The briefing notes are also available as a downloadable PDF
This online resource holds our ten briefing notes for researchers on how to involve members of the public in research. It also includes:
- supplements with detailed information on public involvement in specific types of research and on specific involvement activities
- case studies showing how members of the public have been involved in research projects
- templates of useful documents such as job descriptions and terms of reference for committees and steering groups.
These briefing notes are for researchers new to public involvement in research and just starting to consider how best to involve members of the public in their work. They will also be of interest to researchers with experience of public involvement in research who are looking to update and ‘refresh’ their knowledge and skills and helpful to others interested in public involvement in research.
As well as the practical benefits of helping to ensure research quality and relevance, the underlying reasons for involving members of the public in research are also informed by broader democratic principles of citizenship, accountability and transparency. [read more]
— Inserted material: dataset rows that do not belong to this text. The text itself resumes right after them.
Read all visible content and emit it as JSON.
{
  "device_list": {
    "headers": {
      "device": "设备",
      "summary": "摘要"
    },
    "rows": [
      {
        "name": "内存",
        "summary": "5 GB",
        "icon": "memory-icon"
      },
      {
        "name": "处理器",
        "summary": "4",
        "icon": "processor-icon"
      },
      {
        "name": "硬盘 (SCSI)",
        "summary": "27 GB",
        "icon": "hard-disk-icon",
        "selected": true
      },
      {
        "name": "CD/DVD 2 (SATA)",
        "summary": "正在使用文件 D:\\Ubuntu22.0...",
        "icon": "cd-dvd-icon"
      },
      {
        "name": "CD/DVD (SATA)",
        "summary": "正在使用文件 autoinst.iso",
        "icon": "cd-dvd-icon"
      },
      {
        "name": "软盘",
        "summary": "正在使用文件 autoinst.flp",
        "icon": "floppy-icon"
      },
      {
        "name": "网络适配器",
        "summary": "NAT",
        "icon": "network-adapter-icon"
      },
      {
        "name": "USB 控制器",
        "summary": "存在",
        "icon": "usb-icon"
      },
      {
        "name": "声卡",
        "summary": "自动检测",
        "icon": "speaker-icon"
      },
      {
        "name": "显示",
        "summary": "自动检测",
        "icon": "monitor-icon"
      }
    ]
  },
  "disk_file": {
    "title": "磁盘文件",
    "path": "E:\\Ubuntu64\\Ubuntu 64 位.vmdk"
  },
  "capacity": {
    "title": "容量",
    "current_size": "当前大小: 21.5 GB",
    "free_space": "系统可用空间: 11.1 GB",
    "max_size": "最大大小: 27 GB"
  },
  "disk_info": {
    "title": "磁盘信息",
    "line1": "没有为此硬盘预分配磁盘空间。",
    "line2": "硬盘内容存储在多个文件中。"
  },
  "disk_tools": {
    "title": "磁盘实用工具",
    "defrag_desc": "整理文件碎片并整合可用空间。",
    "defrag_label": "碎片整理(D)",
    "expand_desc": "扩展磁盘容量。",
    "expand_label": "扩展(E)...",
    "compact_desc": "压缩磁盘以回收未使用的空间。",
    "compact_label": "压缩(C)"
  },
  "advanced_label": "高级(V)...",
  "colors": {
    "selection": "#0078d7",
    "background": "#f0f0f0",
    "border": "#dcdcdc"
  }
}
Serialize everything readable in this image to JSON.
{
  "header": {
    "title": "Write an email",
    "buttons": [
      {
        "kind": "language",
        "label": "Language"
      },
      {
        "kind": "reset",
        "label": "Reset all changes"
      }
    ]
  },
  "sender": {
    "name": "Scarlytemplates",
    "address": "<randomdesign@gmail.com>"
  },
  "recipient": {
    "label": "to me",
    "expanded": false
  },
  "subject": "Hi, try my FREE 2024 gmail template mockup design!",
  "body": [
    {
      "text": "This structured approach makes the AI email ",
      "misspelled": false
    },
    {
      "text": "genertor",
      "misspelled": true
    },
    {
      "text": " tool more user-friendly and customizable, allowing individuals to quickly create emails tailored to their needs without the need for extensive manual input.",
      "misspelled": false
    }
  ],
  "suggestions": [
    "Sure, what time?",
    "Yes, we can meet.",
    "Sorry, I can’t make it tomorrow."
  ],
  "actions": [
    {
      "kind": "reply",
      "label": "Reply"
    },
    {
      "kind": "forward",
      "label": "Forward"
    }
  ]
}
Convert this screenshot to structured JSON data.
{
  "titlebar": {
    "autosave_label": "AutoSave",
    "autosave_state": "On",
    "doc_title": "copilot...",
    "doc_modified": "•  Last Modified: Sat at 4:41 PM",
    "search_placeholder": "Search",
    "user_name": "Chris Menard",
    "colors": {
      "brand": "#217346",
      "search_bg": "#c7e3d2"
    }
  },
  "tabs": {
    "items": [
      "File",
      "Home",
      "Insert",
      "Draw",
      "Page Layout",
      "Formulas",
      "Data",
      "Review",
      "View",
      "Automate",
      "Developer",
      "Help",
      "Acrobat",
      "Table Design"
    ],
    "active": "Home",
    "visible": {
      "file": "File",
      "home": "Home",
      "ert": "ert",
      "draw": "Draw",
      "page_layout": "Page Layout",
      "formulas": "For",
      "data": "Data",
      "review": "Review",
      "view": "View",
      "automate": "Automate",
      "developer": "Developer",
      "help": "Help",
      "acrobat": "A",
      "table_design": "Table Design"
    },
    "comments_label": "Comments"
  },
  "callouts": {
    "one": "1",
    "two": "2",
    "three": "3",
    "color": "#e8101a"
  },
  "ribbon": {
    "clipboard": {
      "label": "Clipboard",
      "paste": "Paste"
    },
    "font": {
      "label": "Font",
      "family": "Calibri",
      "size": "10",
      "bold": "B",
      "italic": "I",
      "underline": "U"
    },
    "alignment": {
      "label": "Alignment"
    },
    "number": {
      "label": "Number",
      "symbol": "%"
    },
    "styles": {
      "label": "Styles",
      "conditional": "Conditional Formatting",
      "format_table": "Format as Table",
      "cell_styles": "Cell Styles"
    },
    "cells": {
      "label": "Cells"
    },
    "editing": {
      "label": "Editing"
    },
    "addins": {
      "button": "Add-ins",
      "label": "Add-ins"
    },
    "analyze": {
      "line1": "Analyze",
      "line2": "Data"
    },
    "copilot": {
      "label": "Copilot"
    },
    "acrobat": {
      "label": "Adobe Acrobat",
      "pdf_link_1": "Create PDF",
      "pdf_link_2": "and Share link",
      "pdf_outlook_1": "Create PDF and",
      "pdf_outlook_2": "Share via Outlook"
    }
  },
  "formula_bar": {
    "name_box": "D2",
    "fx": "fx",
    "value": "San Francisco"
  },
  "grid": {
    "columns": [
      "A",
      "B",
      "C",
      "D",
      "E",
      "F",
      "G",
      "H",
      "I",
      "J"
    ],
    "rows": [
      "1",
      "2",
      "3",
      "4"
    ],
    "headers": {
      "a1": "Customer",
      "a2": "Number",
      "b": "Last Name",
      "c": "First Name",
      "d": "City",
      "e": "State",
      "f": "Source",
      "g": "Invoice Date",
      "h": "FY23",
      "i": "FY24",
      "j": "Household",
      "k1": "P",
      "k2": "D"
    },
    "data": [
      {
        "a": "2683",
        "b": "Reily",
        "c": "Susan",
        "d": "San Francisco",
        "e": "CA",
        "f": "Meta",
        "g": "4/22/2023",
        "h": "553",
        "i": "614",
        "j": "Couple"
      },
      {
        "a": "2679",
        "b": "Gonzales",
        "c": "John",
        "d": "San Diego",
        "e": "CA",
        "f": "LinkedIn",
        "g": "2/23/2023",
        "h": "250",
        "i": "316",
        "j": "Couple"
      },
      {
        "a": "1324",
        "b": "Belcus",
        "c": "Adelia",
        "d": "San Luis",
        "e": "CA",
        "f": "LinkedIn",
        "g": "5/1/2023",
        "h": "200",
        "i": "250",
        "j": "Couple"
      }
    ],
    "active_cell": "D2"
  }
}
Members of the public get involved in research for a variety of personal and social reasons. For some, these are linked to personal experiences of health or social care services and a desire to bring about change in the quality of care or to improve treatments either for themselves or for others with a similar condition.
• involve people as early as possible
• be clear with the people you want to involve
• be accessible
• resource public involvement in research
• offer training and support
• clarify organisational responsibilities
• document and record public involvement in your research
Who should I involve?
In deciding who best to involve it is important to think about the knowledge and perspective that you are looking for from members of the public, and what support you are able to give to people who you plan to involve.
Even if your research is about informing practitioners about approaches to practice, the end user of the research will be the person receiving the practice. [read more]
In the past we have used the terms consultation, collaboration and user controlled to describe different levels of involving people in research. Over time it has become clear that, in practice, research projects can include a combination of these three and also that the boundaries between them are not clear cut. It is therefore more helpful to describe them as approaches rather than levels. [read more]
Members of the public are getting involved in a whole range of research activities. This briefing note considers the different ways members of the public can get involved in the stages of the research cycle and a section on things you need to think about if you are organising a meeting. [read more]